It is important to remember that the making of the Indian Constitution was preceded by its philosophy which was constituted under the Preamble to the Constitution of India. The Preamble includes certain principles that guide governance and law in India. Some of these principles are:
All the noble ideals of our founding fathers are reflected through the preamble of the constitution. The preamble gives us a sense of togetherness and tells us what we have chosen for ourselves as a nation in a very poetic manner.
Preamble of the Indian Constitution
We the People of India: The Indian constitution has been drawn upon by the people of India through their representatives and not handed down to them by any superior authority or outside powers.
Sovereign: the people of India have the utmost right to make the decision on external as well as internal matters and no external power can control the Indian government.

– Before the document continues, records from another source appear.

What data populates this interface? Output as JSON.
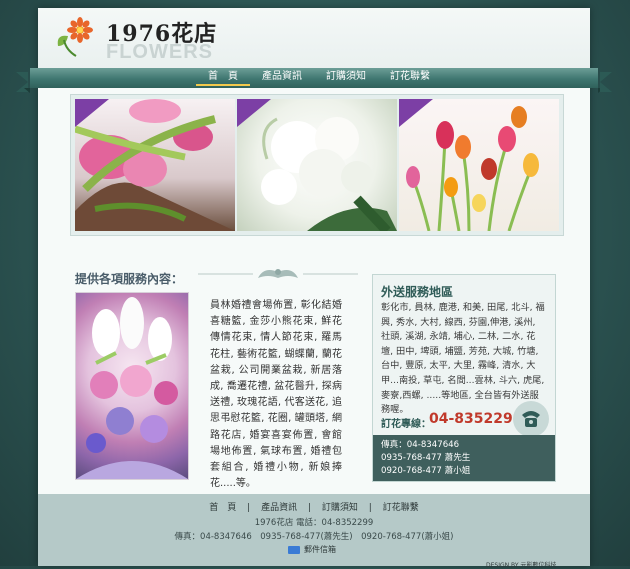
{
  "brand": {
    "title": "1976花店",
    "subtitle": "FLOWERS"
  },
  "nav": {
    "items": [
      "首　頁",
      "產品資訊",
      "訂購須知",
      "訂花聯繫"
    ],
    "active_index": 0
  },
  "services": {
    "title": "提供各項服務內容：",
    "text": "員林婚禮會場佈置, 彰化結婚喜糖籃, 金莎小熊花束, 鮮花傳情花束, 情人節花束, 羅馬花柱, 藝術花籃, 蝴蝶蘭, 蘭花盆栽, 公司開業盆栽, 新居落成, 喬遷花禮, 盆花醫升, 探病送禮, 玫瑰花語, 代客送花, 追思弔慰花籃, 花圈, 罐頭塔, 網路花店, 婚宴喜宴佈置, 會館場地佈置, 氣球布置, 婚禮包套組合, 婚禮小物, 新娘捧花.....等。"
  },
  "delivery": {
    "title": "外送服務地區",
    "text": "彰化市, 員林, 鹿港, 和美, 田尾, 北斗, 福興, 秀水, 大村, 線西, 芬園,伸港, 溪州, 社頭, 溪湖, 永靖, 埔心, 二林, 二水, 花壇, 田中, 埤頭, 埔鹽, 芳苑, 大城, 竹塘, 台中, 豐原, 太平, 大里, 霧峰, 清水, 大甲...南投, 草屯, 名間...雲林, 斗六, 虎尾, 麥寮,西螺, .....等地區, 全台皆有外送服務喔。",
    "hotline_label": "訂花專線：",
    "hotline_number": "04-8352299",
    "contacts": [
      "傳真：04-8347646",
      "0935-768-477 蕭先生",
      "0920-768-477 蕭小姐"
    ]
  },
  "footer": {
    "nav": [
      "首　頁",
      "產品資訊",
      "訂購須知",
      "訂花聯繫"
    ],
    "separator": "|",
    "line1": "1976花店 電話：04-8352299",
    "line2": "傳真：04-8347646　0935-768-477(蕭先生)　0920-768-477(蕭小姐)",
    "mail": "郵件信箱",
    "design": "DESIGN BY 元影數位科技"
  },
  "colors": {
    "nav_band": "#3f7670",
    "accent_red": "#c0392b",
    "ribbon_purple": "#7c3fa5",
    "dark_box": "#3f5f5d"
  }
}
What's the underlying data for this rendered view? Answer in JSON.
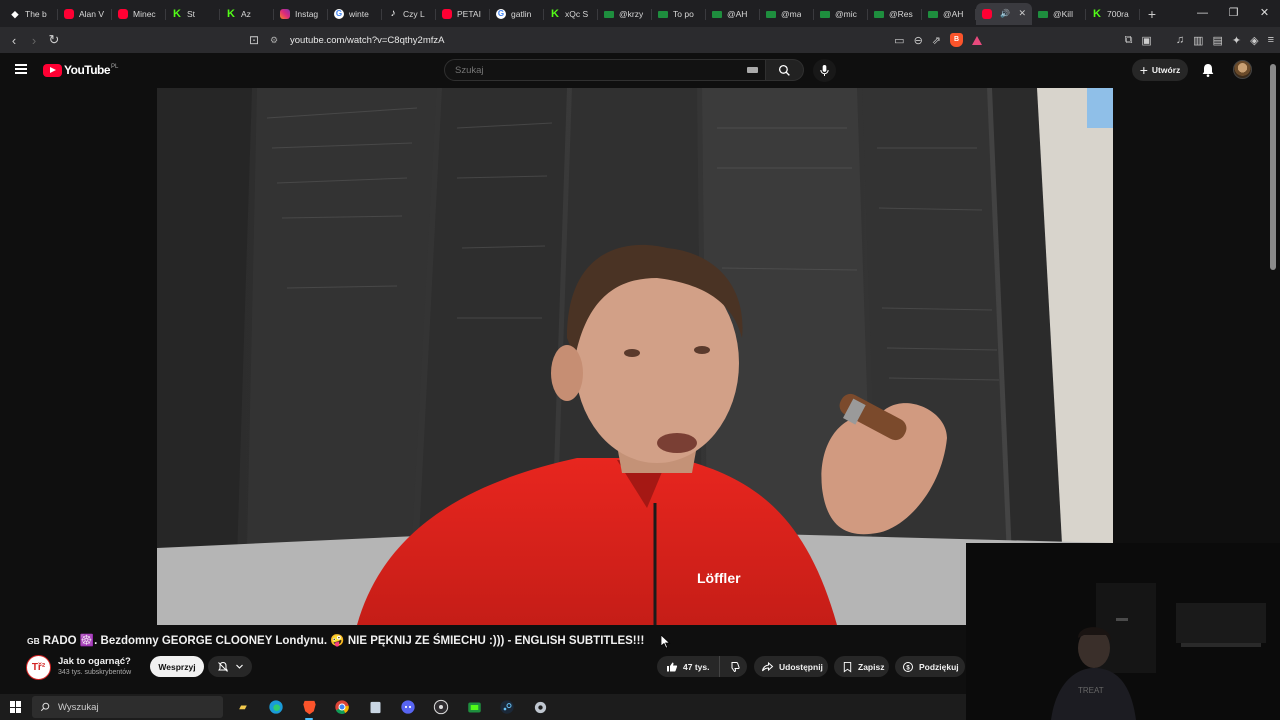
{
  "browser": {
    "tabs": [
      {
        "label": "The b",
        "icon": "brave-icon"
      },
      {
        "label": "Alan V",
        "icon": "youtube-icon"
      },
      {
        "label": "Minec",
        "icon": "youtube-icon"
      },
      {
        "label": "St",
        "icon": "kick-icon"
      },
      {
        "label": "Az",
        "icon": "kick-icon"
      },
      {
        "label": "Instag",
        "icon": "instagram-icon"
      },
      {
        "label": "winte",
        "icon": "google-icon"
      },
      {
        "label": "Czy L",
        "icon": "tiktok-icon"
      },
      {
        "label": "PETAI",
        "icon": "youtube-icon"
      },
      {
        "label": "gatlin",
        "icon": "google-icon"
      },
      {
        "label": "xQc S",
        "icon": "kick-icon"
      },
      {
        "label": "@krzy",
        "icon": "camera-icon"
      },
      {
        "label": "To po",
        "icon": "camera-icon"
      },
      {
        "label": "@AH",
        "icon": "camera-icon"
      },
      {
        "label": "@ma",
        "icon": "camera-icon"
      },
      {
        "label": "@mic",
        "icon": "camera-icon"
      },
      {
        "label": "@Res",
        "icon": "camera-icon"
      },
      {
        "label": "@AH",
        "icon": "camera-icon"
      },
      {
        "label": "",
        "icon": "youtube-icon",
        "active": true
      },
      {
        "label": "@Kill",
        "icon": "camera-icon"
      },
      {
        "label": "700ra",
        "icon": "kick-icon"
      }
    ],
    "url": "youtube.com/watch?v=C8qthy2mfzA"
  },
  "youtube": {
    "logo_text": "YouTube",
    "region": "PL",
    "search_placeholder": "Szukaj",
    "create_label": "Utwórz"
  },
  "video": {
    "title_flag": "GB",
    "title": "RADO ☸️. Bezdomny GEORGE CLOONEY Londynu. 🤪 NIE PĘKNIJ ZE ŚMIECHU :))) - ENGLISH SUBTITLES!!!",
    "channel_name": "Jak to ogarnąć?",
    "channel_avatar_text": "Tř²",
    "subscribers": "343 tys. subskrybentów",
    "support_label": "Wesprzyj",
    "likes": "47 tys.",
    "share_label": "Udostępnij",
    "save_label": "Zapisz",
    "thanks_label": "Podziękuj"
  },
  "taskbar": {
    "search_placeholder": "Wyszukaj"
  },
  "colors": {
    "youtube_red": "#ff0033",
    "background": "#0f0f0f",
    "pill": "#272727"
  }
}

Socialist: The Government of India is to regulate the ownership of industries and lands to enhance the economy and reduce socio-economic inequalities. It believes that wealth is generated socially and shall be shared with all.
Secular: there is no official religion in India and all the citizens are free to follow any religion of their choice. The government looks upon all the religious beliefs and practices with equal respect.
Democratic: Equal political rights are to be enjoyed by all the citizens of the country through which they can elect the rulers and hold them accountable.
Republic: the head of the state will always be an elected person instead of a hereditary position.
Justice: The government does not discriminate among citizens on the basis of religion, gender and caste. Social inequalities shall be reduced as the government aims to work for the welfare of all especially the minority groups.
Liberty: The citizens of India are free to express their thoughts in a peaceful way.
Equality: All the citizens are equal before the eyes of the law. The government ensures equal opportunity for all its citizens.
Fraternity: None of the citizens of the country shall be treated as inferior. All the citizens must be treated as members of the same family.
Questions Based on the Making of the Indian Constitution
A. Dr. Rajendra Prasad
B. Sardar Patel
C. Dr. Bhimrao Ambedkar
D. Pt. Jawaharlal Nehru
Ans: A. Dr. Rajendra Prasad
A. MA Ayenger
B. Sardar Hukum Singh
C. GV Malankara
D. Ball Ram Bhagat
Ans: C. GV Malankara
A. National Interest
B. The Interest of minority
C. The Interest of public
D. The Interest of the State concerned
Ans: A. National Interest
A. Indian Council Act of 1909
B. Government of India Act 1919
C. Government of India Act 1935
D. India Independence Act 1947
Ans: A. Indian Council Act of 1909
A. Rajendra Prasad
B. Frank Anthony
C. B.R Ambedkar
D. Moti Lal Nehru
Ans: C. B.R Ambedkar
Hence, we hope that this blog helped you understand the key origins and founding fathers behind the making of Indian Constitution. Don’t know which stream to choose after 10th? Our Leverage Edu experts are here to assist you at every step of your academic and professional journey to ensure that you make informed decisions to steer towards a successful career! Sign up for an e-meeting today!